▶ _TASK BRIEF_:
In your copy, set down the entries exactly and exclude the pictures.

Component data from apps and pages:
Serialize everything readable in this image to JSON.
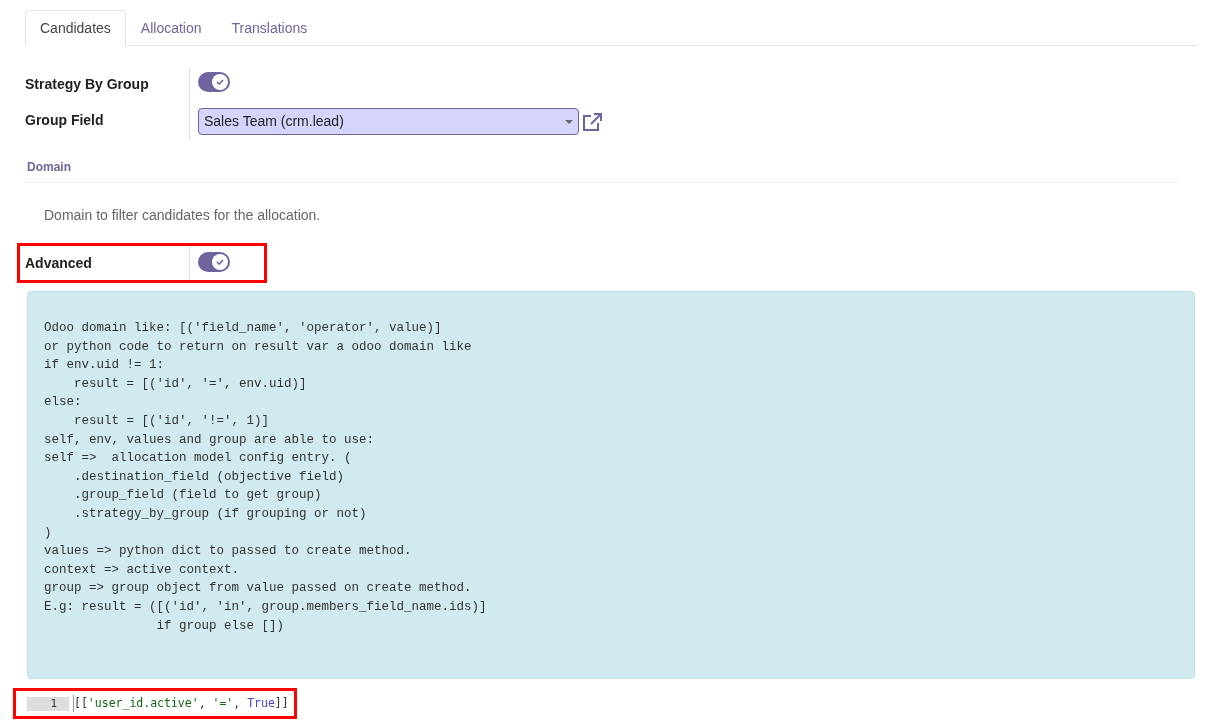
{
  "tabs": [
    {
      "label": "Candidates",
      "selected": true
    },
    {
      "label": "Allocation",
      "selected": false
    },
    {
      "label": "Translations",
      "selected": false
    }
  ],
  "fields": [
    {
      "label": "Strategy By Group",
      "kind": "toggle",
      "on": true
    },
    {
      "label": "Group Field",
      "kind": "select",
      "value": "Sales Team (crm.lead)"
    }
  ],
  "domain_section": {
    "title": "Domain",
    "description": "Domain to filter candidates for the allocation.",
    "advanced": {
      "label": "Advanced",
      "on": true
    },
    "help_lines": [
      "Odoo domain like: [('field_name', 'operator', value)]",
      "or python code to return on result var a odoo domain like",
      "if env.uid != 1:",
      "    result = [('id', '=', env.uid)]",
      "else:",
      "    result = [('id', '!=', 1)]",
      "self, env, values and group are able to use:",
      "self =>  allocation model config entry. (",
      "    .destination_field (objective field)",
      "    .group_field (field to get group)",
      "    .strategy_by_group (if grouping or not)",
      ")",
      "values => python dict to passed to create method.",
      "context => active context.",
      "group => group object from value passed on create method.",
      "E.g: result = ([('id', 'in', group.members_field_name.ids)]",
      "               if group else [])"
    ],
    "code_editor": {
      "line_number": "1",
      "tokens": [
        {
          "text": "[[",
          "kind": "punct"
        },
        {
          "text": "'user_id.active'",
          "kind": "string"
        },
        {
          "text": ", ",
          "kind": "punct"
        },
        {
          "text": "'='",
          "kind": "string"
        },
        {
          "text": ", ",
          "kind": "punct"
        },
        {
          "text": "True",
          "kind": "constant"
        },
        {
          "text": "]]",
          "kind": "punct"
        }
      ]
    }
  }
}
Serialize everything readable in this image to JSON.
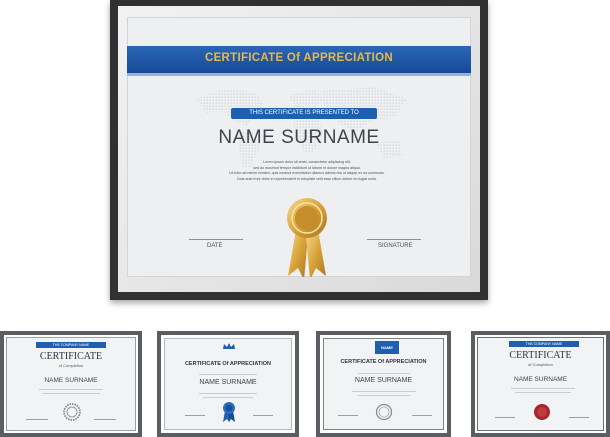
{
  "main": {
    "title": "CERTIFICATE Of APPRECIATION",
    "presented": "THIS CERTIFICATE IS PRESENTED TO",
    "name": "NAME  SURNAME",
    "body_lines": [
      "Lorem ipsum dolor sit amet, consectetur adipiscing elit,",
      "sed do eiusmod tempor incididunt ut labore et dolore magna aliqua.",
      "Ut enim ad minim veniam, quis nostrud exercitation ullamco laboris nisi ut aliquip ex ea commodo.",
      "Duis aute irure dolor in reprehenderit in voluptate velit esse cillum dolore eu fugiat nulla."
    ],
    "date_label": "DATE",
    "signature_label": "SIGNATURE"
  },
  "mini": [
    {
      "company": "THE COMPANY NAME",
      "title": "CERTIFICATE",
      "subtitle": "of Completion",
      "name": "NAME SURNAME"
    },
    {
      "title": "CERTIFICATE Of APPRECIATION",
      "name": "NAME  SURNAME"
    },
    {
      "badge": "NAME",
      "title": "CERTIFICATE Of APPRECIATION",
      "name": "NAME SURNAME"
    },
    {
      "company": "THE COMPANY NAME",
      "title": "CERTIFICATE",
      "subtitle": "of Completion",
      "name": "NAME SURNAME"
    }
  ],
  "colors": {
    "frame": "#2f3133",
    "banner": "#1f5fb0",
    "gold": "#e7b84a",
    "seal_red": "#a5262b"
  }
}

▶ _ANSWER BOX_:
Serialize everything readable in this image to JSON.
{
  "tabs": [
    {
      "label": "Candidates",
      "selected": true
    },
    {
      "label": "Allocation",
      "selected": false
    },
    {
      "label": "Translations",
      "selected": false
    }
  ],
  "fields": [
    {
      "label": "Strategy By Group",
      "kind": "toggle",
      "on": true
    },
    {
      "label": "Group Field",
      "kind": "select",
      "value": "Sales Team (crm.lead)"
    }
  ],
  "domain_section": {
    "title": "Domain",
    "description": "Domain to filter candidates for the allocation.",
    "advanced": {
      "label": "Advanced",
      "on": true
    },
    "help_lines": [
      "Odoo domain like: [('field_name', 'operator', value)]",
      "or python code to return on result var a odoo domain like",
      "if env.uid != 1:",
      "    result = [('id', '=', env.uid)]",
      "else:",
      "    result = [('id', '!=', 1)]",
      "self, env, values and group are able to use:",
      "self =>  allocation model config entry. (",
      "    .destination_field (objective field)",
      "    .group_field (field to get group)",
      "    .strategy_by_group (if grouping or not)",
      ")",
      "values => python dict to passed to create method.",
      "context => active context.",
      "group => group object from value passed on create method.",
      "E.g: result = ([('id', 'in', group.members_field_name.ids)]",
      "               if group else [])"
    ],
    "code_editor": {
      "line_number": "1",
      "tokens": [
        {
          "text": "[[",
          "kind": "punct"
        },
        {
          "text": "'user_id.active'",
          "kind": "string"
        },
        {
          "text": ", ",
          "kind": "punct"
        },
        {
          "text": "'='",
          "kind": "string"
        },
        {
          "text": ", ",
          "kind": "punct"
        },
        {
          "text": "True",
          "kind": "constant"
        },
        {
          "text": "]]",
          "kind": "punct"
        }
      ]
    }
  }
}
Serialize everything readable in this image to JSON.
{
  "main": {
    "title": "CERTIFICATE Of APPRECIATION",
    "presented": "THIS CERTIFICATE IS PRESENTED TO",
    "name": "NAME  SURNAME",
    "body_lines": [
      "Lorem ipsum dolor sit amet, consectetur adipiscing elit,",
      "sed do eiusmod tempor incididunt ut labore et dolore magna aliqua.",
      "Ut enim ad minim veniam, quis nostrud exercitation ullamco laboris nisi ut aliquip ex ea commodo.",
      "Duis aute irure dolor in reprehenderit in voluptate velit esse cillum dolore eu fugiat nulla."
    ],
    "date_label": "DATE",
    "signature_label": "SIGNATURE"
  },
  "mini": [
    {
      "company": "THE COMPANY NAME",
      "title": "CERTIFICATE",
      "subtitle": "of Completion",
      "name": "NAME SURNAME"
    },
    {
      "title": "CERTIFICATE Of APPRECIATION",
      "name": "NAME  SURNAME"
    },
    {
      "badge": "NAME",
      "title": "CERTIFICATE Of APPRECIATION",
      "name": "NAME SURNAME"
    },
    {
      "company": "THE COMPANY NAME",
      "title": "CERTIFICATE",
      "subtitle": "of Completion",
      "name": "NAME SURNAME"
    }
  ],
  "colors": {
    "frame": "#2f3133",
    "banner": "#1f5fb0",
    "gold": "#e7b84a",
    "seal_red": "#a5262b"
  }
}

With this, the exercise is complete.